Agy and I have two agendas – mine, as you may have guessed, is to spot as many birdies a possible, especially the montane white eye that Mercedes and Javier saw when they were.Agy’s is quite simple, a red duiker – that is going to be a tough one as they’re really shy, like him (I wish).
Off we go and I’m in paradise as straight away we see bird after bird, like a paradise flycatcher or a hartlaub’s turaco.Sorry, they move so quickly that it’s impossible to catch them on camera.
Now this little chap, the dusky flycatcher, is definitely not camera shy, everywhere we turn, there he is.

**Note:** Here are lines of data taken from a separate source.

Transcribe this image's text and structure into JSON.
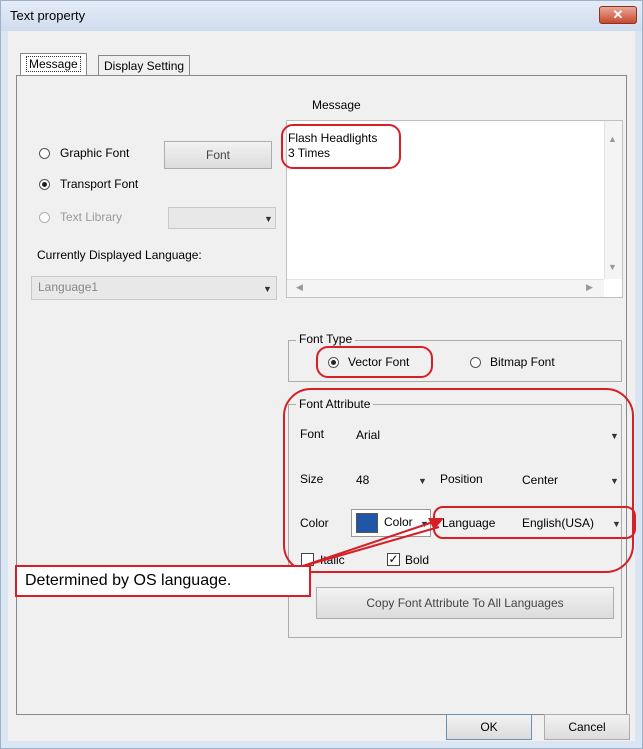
{
  "window": {
    "title": "Text property",
    "close_glyph": "✕"
  },
  "tabs": [
    "Message",
    "Display Setting"
  ],
  "left": {
    "radio_graphic": "Graphic Font",
    "font_button": "Font",
    "radio_transport": "Transport Font",
    "radio_textlib": "Text Library",
    "current_lang_label": "Currently Displayed Language:",
    "language_value": "Language1",
    "selected_font_source": "Transport Font"
  },
  "message": {
    "label": "Message",
    "line1": "Flash Headlights",
    "line2": "3 Times"
  },
  "font_type": {
    "legend": "Font Type",
    "vector": "Vector Font",
    "bitmap": "Bitmap Font",
    "selected": "Vector Font"
  },
  "font_attr": {
    "legend": "Font Attribute",
    "font_label": "Font",
    "font_value": "Arial",
    "size_label": "Size",
    "size_value": "48",
    "position_label": "Position",
    "position_value": "Center",
    "color_label": "Color",
    "color_button": "Color",
    "color_swatch": "#1f56a7",
    "language_label": "Language",
    "language_value": "English(USA)",
    "italic": "Italic",
    "bold": "Bold",
    "italic_checked": false,
    "bold_checked": true,
    "copy_button": "Copy Font Attribute To All Languages"
  },
  "annotation": {
    "callout": "Determined by OS language.",
    "accent": "#d61f26"
  },
  "footer": {
    "ok": "OK",
    "cancel": "Cancel"
  }
}
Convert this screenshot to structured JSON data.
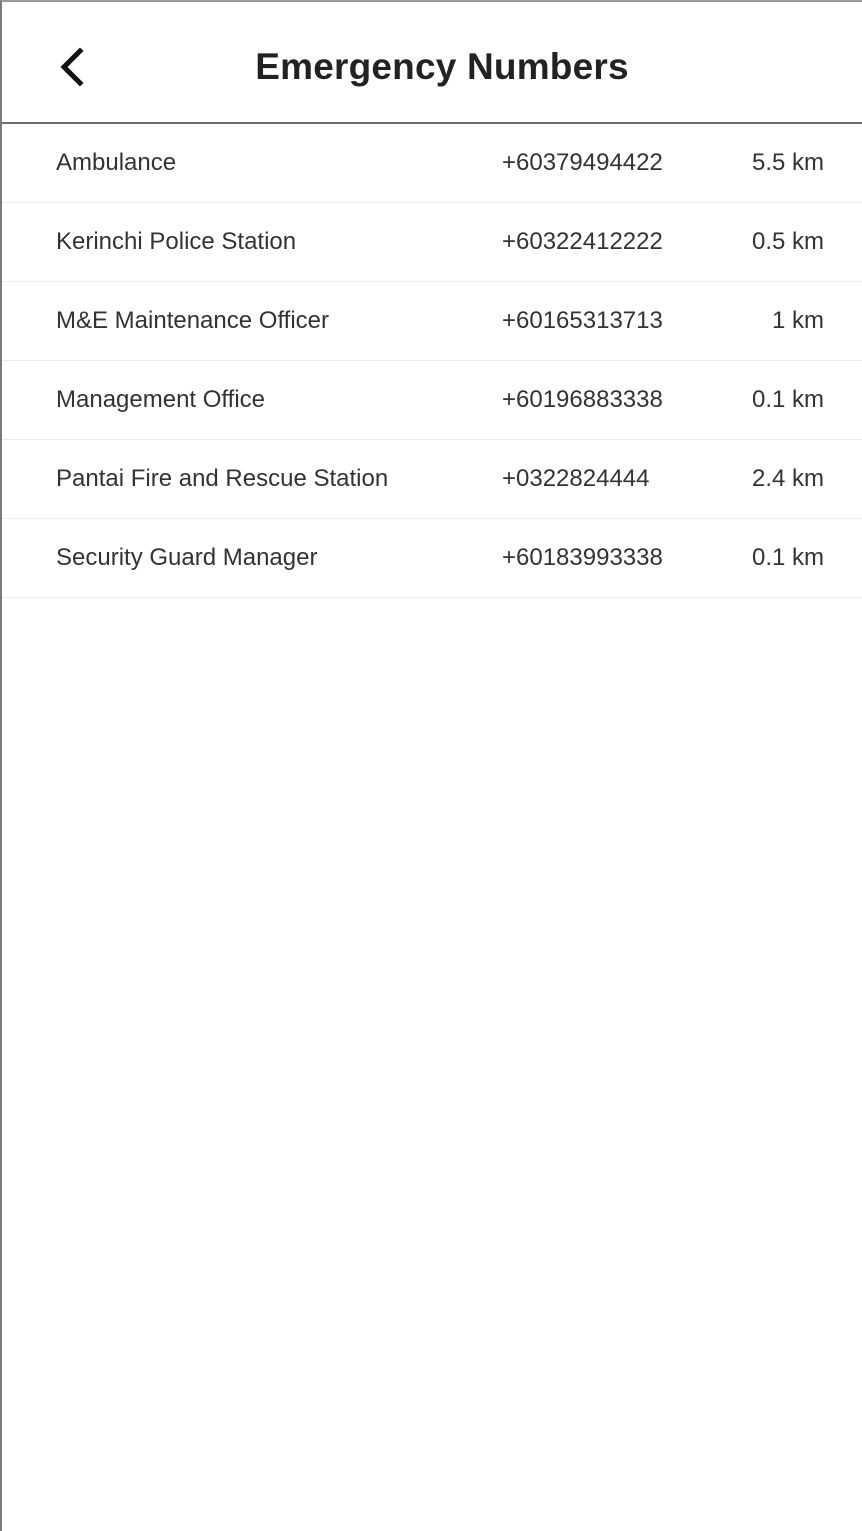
{
  "header": {
    "title": "Emergency Numbers",
    "back_icon": "chevron-left-icon"
  },
  "contacts": [
    {
      "name": "Ambulance",
      "phone": "+60379494422",
      "distance": "5.5 km"
    },
    {
      "name": "Kerinchi Police Station",
      "phone": "+60322412222",
      "distance": "0.5 km"
    },
    {
      "name": "M&E Maintenance Officer",
      "phone": "+60165313713",
      "distance": "1 km"
    },
    {
      "name": "Management Office",
      "phone": "+60196883338",
      "distance": "0.1 km"
    },
    {
      "name": "Pantai Fire and Rescue Station",
      "phone": "+0322824444",
      "distance": "2.4 km"
    },
    {
      "name": "Security Guard Manager",
      "phone": "+60183993338",
      "distance": "0.1 km"
    }
  ]
}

Ben’s calling us over and chanting something, it sounds like “joker, joker” – oh he’s saying “duiker, duiker”.We inch forward and just glimpse this timid antelope but, you’ve guessed, the second Agy reaches for his camera, it melts away.Cheer up babes, at least we saw it.

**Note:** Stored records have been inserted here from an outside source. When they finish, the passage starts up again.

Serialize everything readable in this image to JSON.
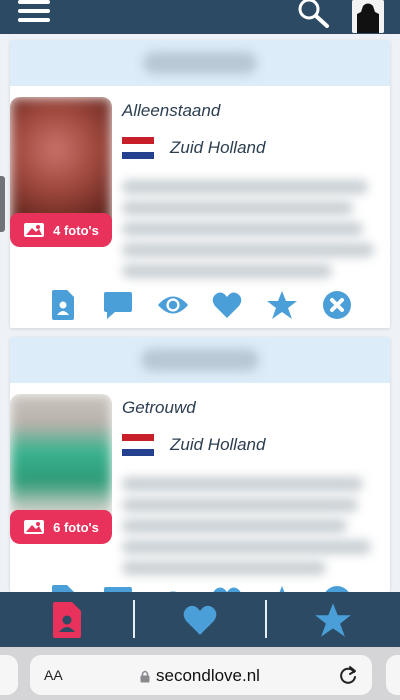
{
  "colors": {
    "topbar": "#2c4a63",
    "card_header": "#dcecf8",
    "accent_pink": "#e8315b",
    "action_blue": "#4a9fd8"
  },
  "header": {
    "menu_icon": "hamburger-icon",
    "search_icon": "search-icon",
    "avatar_icon": "avatar"
  },
  "profiles": [
    {
      "relationship_status": "Alleenstaand",
      "region": "Zuid Holland",
      "photo_count_label": "4 foto's",
      "flag": "netherlands-flag"
    },
    {
      "relationship_status": "Getrouwd",
      "region": "Zuid Holland",
      "photo_count_label": "6 foto's",
      "flag": "netherlands-flag"
    }
  ],
  "card_actions": [
    "profile-icon",
    "message-icon",
    "view-icon",
    "heart-icon",
    "star-icon",
    "close-icon"
  ],
  "bottom_nav": [
    "profile-icon",
    "heart-icon",
    "star-icon"
  ],
  "browser": {
    "text_size_label": "AA",
    "url": "secondlove.nl"
  }
}
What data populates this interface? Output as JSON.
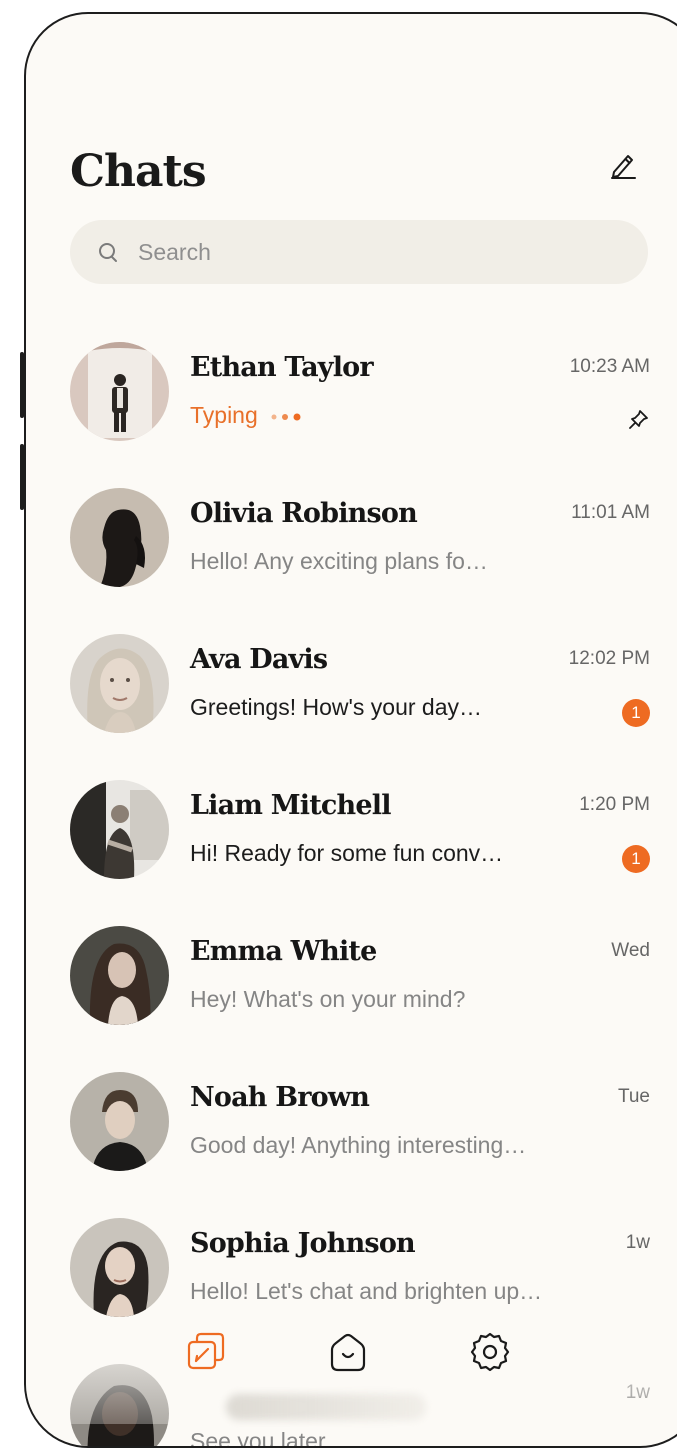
{
  "header": {
    "title": "Chats",
    "compose_icon": "edit-pencil-icon"
  },
  "search": {
    "placeholder": "Search",
    "icon": "search-icon"
  },
  "chats": [
    {
      "name": "Ethan Taylor",
      "time": "10:23 AM",
      "preview": "Typing",
      "status": "typing",
      "pinned": true,
      "pin_icon": "pin-icon"
    },
    {
      "name": "Olivia Robinson",
      "time": "11:01 AM",
      "preview": "Hello! Any exciting plans fo…",
      "status": "read"
    },
    {
      "name": "Ava Davis",
      "time": "12:02 PM",
      "preview": "Greetings! How's your day…",
      "status": "unread",
      "unread_count": "1"
    },
    {
      "name": "Liam Mitchell",
      "time": "1:20 PM",
      "preview": "Hi! Ready for some fun conv…",
      "status": "unread",
      "unread_count": "1"
    },
    {
      "name": "Emma White",
      "time": "Wed",
      "preview": "Hey! What's on your mind?",
      "status": "read"
    },
    {
      "name": "Noah Brown",
      "time": "Tue",
      "preview": "Good day! Anything interesting…",
      "status": "read"
    },
    {
      "name": "Sophia Johnson",
      "time": "1w",
      "preview": "Hello! Let's chat and brighten up…",
      "status": "read"
    },
    {
      "name": "",
      "time": "1w",
      "preview": "See you later",
      "status": "read"
    }
  ],
  "tabbar": {
    "items": [
      {
        "icon": "chats-tab-icon",
        "active": true
      },
      {
        "icon": "home-tab-icon",
        "active": false
      },
      {
        "icon": "settings-gear-icon",
        "active": false
      }
    ]
  },
  "colors": {
    "accent": "#ee6b22",
    "background": "#fcfaf6",
    "search_bg": "#f1eee7"
  }
}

What was that blur?Oh, a Colobus monkey.Apparently so named by a the Greeks, meaning “deformed” as they only have four fingers on their hands, unlike other monkeys.Does that sound a bit fingerist to you?
And Ben’s spotted a bird difficult to find in these parts, a narina trogon.
We are doing well – he’s also heard the call of a montane white eye, yes there’s one in the tree.It’s gorgeous but once again just can’t get a decent picture.
Montane White Eye
We come to a clearing and tea and coffee has been organised, so civilised. They even slip in a nip of brandy.This is definitely the life.
And Agy, from the state of your eyes, I’d say it’s more brandy than coffee.
Avoiding the deadly safari ants, of which there are many, we weave our way back to the lodge.
We spend a relaxing afternoon at the waterhole.Another chance for Agy to play with his new toy - sorry, camera.
Male and Female Bushbuck
Lovely Ag, nice toy but why did you have to pinch my washing-up glove as a hood?Did you run out of cash or something?
We’re having a great evening, dining with a lovely couple from the Cotswolds in England.They’re people after our own heart with a passion for travel and interest in development.They’re both retired head teachers so I think we’ll be pestering them in future to pick their brains on ideas for education in Africa.Thanks for your company, very special.
We round off the evening with a slide show from Ben.Here are a couple of facts to wow your friends with:
–Mount Kenya was originally named “Kirinyaga” by the Kikuyu people, meaning Mount of Ostrich, not because there are ostrich there but the white of the snow against the black of the mountain resembled these birds to them.The word Kenya comes from Kirinyaga incidentally,
–A group of hyena are known as a clan,
–The civet cat is not a cat at all but a member of the mongoose family.
After all of these facts my brain hurts so it’s time for bed – sweet dreams.